Page and application data records —

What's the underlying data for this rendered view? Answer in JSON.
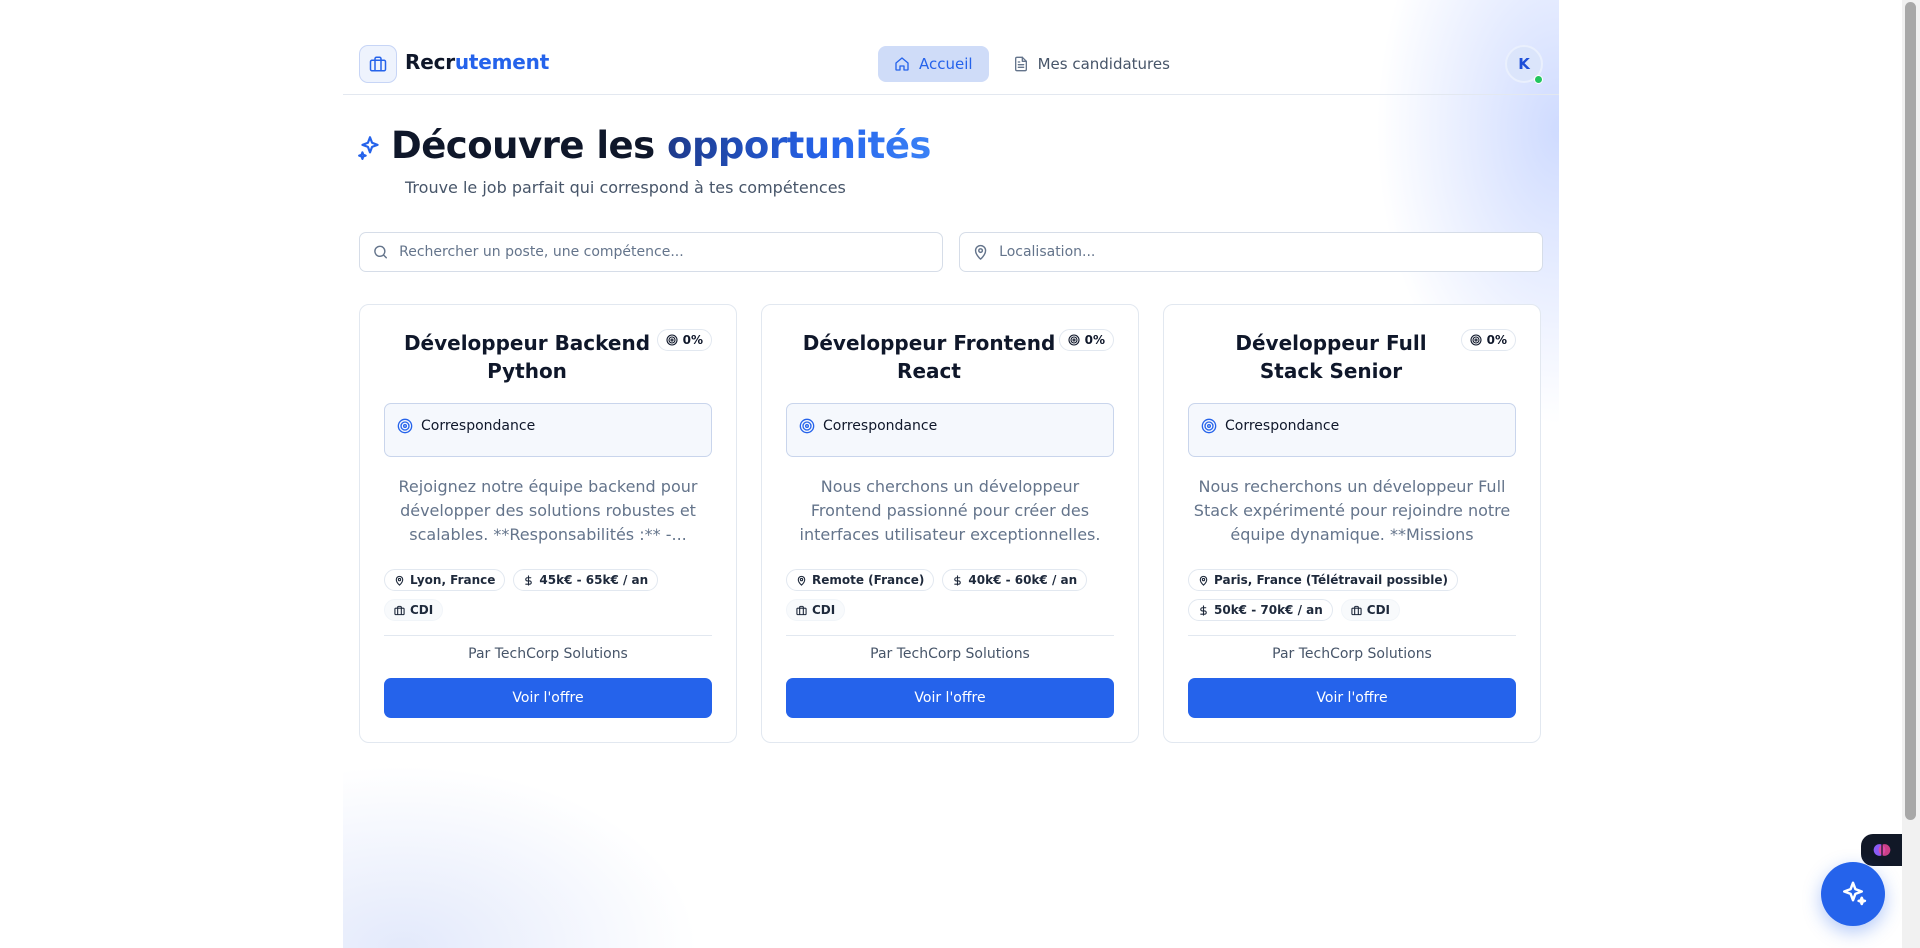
{
  "header": {
    "brand_prefix": "Recr",
    "brand_accent": "utement",
    "nav": [
      {
        "label": "Accueil",
        "active": true
      },
      {
        "label": "Mes candidatures",
        "active": false
      }
    ],
    "avatar_initial": "K"
  },
  "hero": {
    "title_main": "Découvre les ",
    "title_accent": "opportunités",
    "subtitle": "Trouve le job parfait qui correspond à tes compétences"
  },
  "search": {
    "query_placeholder": "Rechercher un poste, une compétence...",
    "location_placeholder": "Localisation..."
  },
  "jobs": [
    {
      "title": "Développeur Backend Python",
      "match_percent": "0%",
      "match_label": "Correspondance",
      "description": "Rejoignez notre équipe backend pour développer des solutions robustes et scalables. **Responsabilités :** -...",
      "location": "Lyon, France",
      "salary": "45k€ - 65k€ / an",
      "contract": "CDI",
      "company": "Par TechCorp Solutions",
      "cta": "Voir l'offre"
    },
    {
      "title": "Développeur Frontend React",
      "match_percent": "0%",
      "match_label": "Correspondance",
      "description": "Nous cherchons un développeur Frontend passionné pour créer des interfaces utilisateur exceptionnelles. **Votre missio...",
      "location": "Remote (France)",
      "salary": "40k€ - 60k€ / an",
      "contract": "CDI",
      "company": "Par TechCorp Solutions",
      "cta": "Voir l'offre"
    },
    {
      "title": "Développeur Full Stack Senior",
      "match_percent": "0%",
      "match_label": "Correspondance",
      "description": "Nous recherchons un développeur Full Stack expérimenté pour rejoindre notre équipe dynamique. **Missions principale...",
      "location": "Paris, France (Télétravail possible)",
      "salary": "50k€ - 70k€ / an",
      "contract": "CDI",
      "company": "Par TechCorp Solutions",
      "cta": "Voir l'offre"
    }
  ],
  "colors": {
    "primary": "#2563eb",
    "nav_active_bg": "#cfdcf8",
    "online": "#22c55e"
  }
}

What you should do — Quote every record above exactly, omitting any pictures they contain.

Exercise response —
What's the underlying data for this rendered view? Answer in JSON.
{
  "header": {
    "brand_prefix": "Recr",
    "brand_accent": "utement",
    "nav": [
      {
        "label": "Accueil",
        "active": true
      },
      {
        "label": "Mes candidatures",
        "active": false
      }
    ],
    "avatar_initial": "K"
  },
  "hero": {
    "title_main": "Découvre les ",
    "title_accent": "opportunités",
    "subtitle": "Trouve le job parfait qui correspond à tes compétences"
  },
  "search": {
    "query_placeholder": "Rechercher un poste, une compétence...",
    "location_placeholder": "Localisation..."
  },
  "jobs": [
    {
      "title": "Développeur Backend Python",
      "match_percent": "0%",
      "match_label": "Correspondance",
      "description": "Rejoignez notre équipe backend pour développer des solutions robustes et scalables. **Responsabilités :** -...",
      "location": "Lyon, France",
      "salary": "45k€ - 65k€ / an",
      "contract": "CDI",
      "company": "Par TechCorp Solutions",
      "cta": "Voir l'offre"
    },
    {
      "title": "Développeur Frontend React",
      "match_percent": "0%",
      "match_label": "Correspondance",
      "description": "Nous cherchons un développeur Frontend passionné pour créer des interfaces utilisateur exceptionnelles. **Votre missio...",
      "location": "Remote (France)",
      "salary": "40k€ - 60k€ / an",
      "contract": "CDI",
      "company": "Par TechCorp Solutions",
      "cta": "Voir l'offre"
    },
    {
      "title": "Développeur Full Stack Senior",
      "match_percent": "0%",
      "match_label": "Correspondance",
      "description": "Nous recherchons un développeur Full Stack expérimenté pour rejoindre notre équipe dynamique. **Missions principale...",
      "location": "Paris, France (Télétravail possible)",
      "salary": "50k€ - 70k€ / an",
      "contract": "CDI",
      "company": "Par TechCorp Solutions",
      "cta": "Voir l'offre"
    }
  ],
  "colors": {
    "primary": "#2563eb",
    "nav_active_bg": "#cfdcf8",
    "online": "#22c55e"
  }
}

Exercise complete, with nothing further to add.